And right now I am swimming in baby bottles.  Pacifiers, everywhere.  Diapers that fill up a trash can every day, and outfits too adorable to be changed before they can be noticed.  That’s what I am swimming in, you see.

Also, sometimes my fingers can’t type.  It scares me.  It saddens me.  I am getting large bumps on my knuckles, and my fingers are curving, and today after I mowed the yard I could not even stand up or straighten my arms.  It was painful, but worth it to get to be outside, to function, to be helpful, to make our home lovely and comfortable for coming home to at the end of the day.

I want to come home at the end of the day and study Hebrew, but there are seven babies in this house.  They are always hungry, make the biggest messes, and left me a sticky floor that needed mopping.  They beg to go swimming, try to be so good while I am at work and Nathan is working from home, and are so patient while we take care of the actual tiny babies.  I carry my study books around with me everywhere I go, just in case there is a spare moment, but mostly those spare moments are random kid moments full of opportunity for me to either be selfish or nourishing.

I am trying to choose nourishing, which means slowing down in lots of ways, and being more present in the important ways.  It means taking huge pay cuts, both of us, as we take turns being home with the children, and it means exhausting myself until late night study hours are no longer feasible.  It means pulling myself out of bed before dawn just to be able to get my scripture study in, much less any Hebrew.

Hebrew seems, on some days, like a far away playground.  It is something I am too spoiled and selfish to be allowed to play.  It is a game in which I am still benched but really want to get in the game.  One verse here, and one verse there, and acting in faith in trying to continue, hoping for some line upon line effect to accomplish such a mission.

Mostly, though, life is less noble, and I am just glad to have the kitchen clean and laundry done on the same day.

And sometimes my audience is short people with little faces and big, bright eyes.

Sometimes there is waiting, while still being anxiously engaged.

Sometimes we do our best, even though we are exhausted.

Sometimes we try a little, just to go through the motions, just to remind us to keep trying tomorrow.

Oh, and speaking of tomorrow, I go see the oncologist.
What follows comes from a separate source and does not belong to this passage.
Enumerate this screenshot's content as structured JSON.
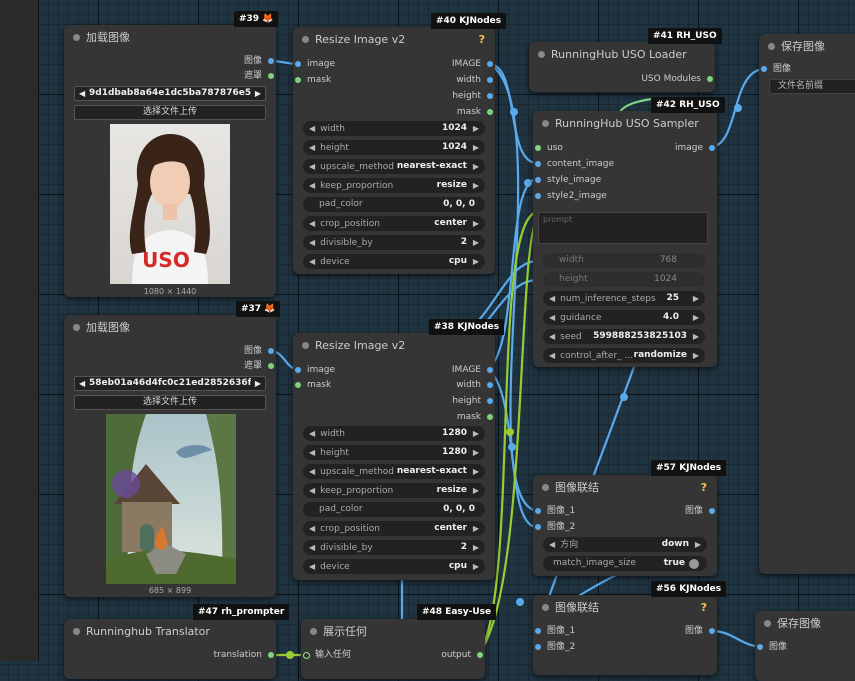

So there’s that.

About Emily

I am a member of The Church of Jesus Christ of Latter-day Saints since 2009. I serve as a Chaplain, and work as a counselor. I got bilateral cochlear implants in 2010, but will always love sign language. I choose books over television, and organics over processed. Nothing is as close to flying as ballroom dancing - except maybe running, when in the solo mood. I would rather be outside than anywhere else, especially at the river riding my bike or kayaking. PhD in Marriage and Family Therapy, and currently doing a post-doc in Jewish Studies and an MDiv in Pastoral Counseling. The best thing about Emily World is that it's always an adventure, even if (not so) grammatically precise. The only thing better than writing is being married to a writer. Nathan Christensen and I were married in the Oklahoma City temple on 13 October 2012, and have since fostered more than eighty-five children. We have adopted the six who stayed, and are totally and completely and helplessly in love with our family. Nathan writes musical theater, including "Broadcast" (a musical history of the radio) and an adaption of Lois Lowry's "The Giver". He served his mission in South Korea, has taught song-writing in New York City public schools, and worked as a theater critic for a Tucson newspaper. This is not an official Web site of The Church of Jesus Christ of Latter-day Saints.


Waiting for Tomorrow — 2 Comments

  1. Emily,
    Perhaps you are trying to run faster than you have the ability. The Lord does not expect us to run faster than we are able. He has the power to save all, but we, as mortals, have limitations. Yes, you can say no. Our abilities have boundaries much smaller, usually, than our desires.

    • We say no a lot.

      Specifically, to fostering, we typically turn down 4-9 kids a week.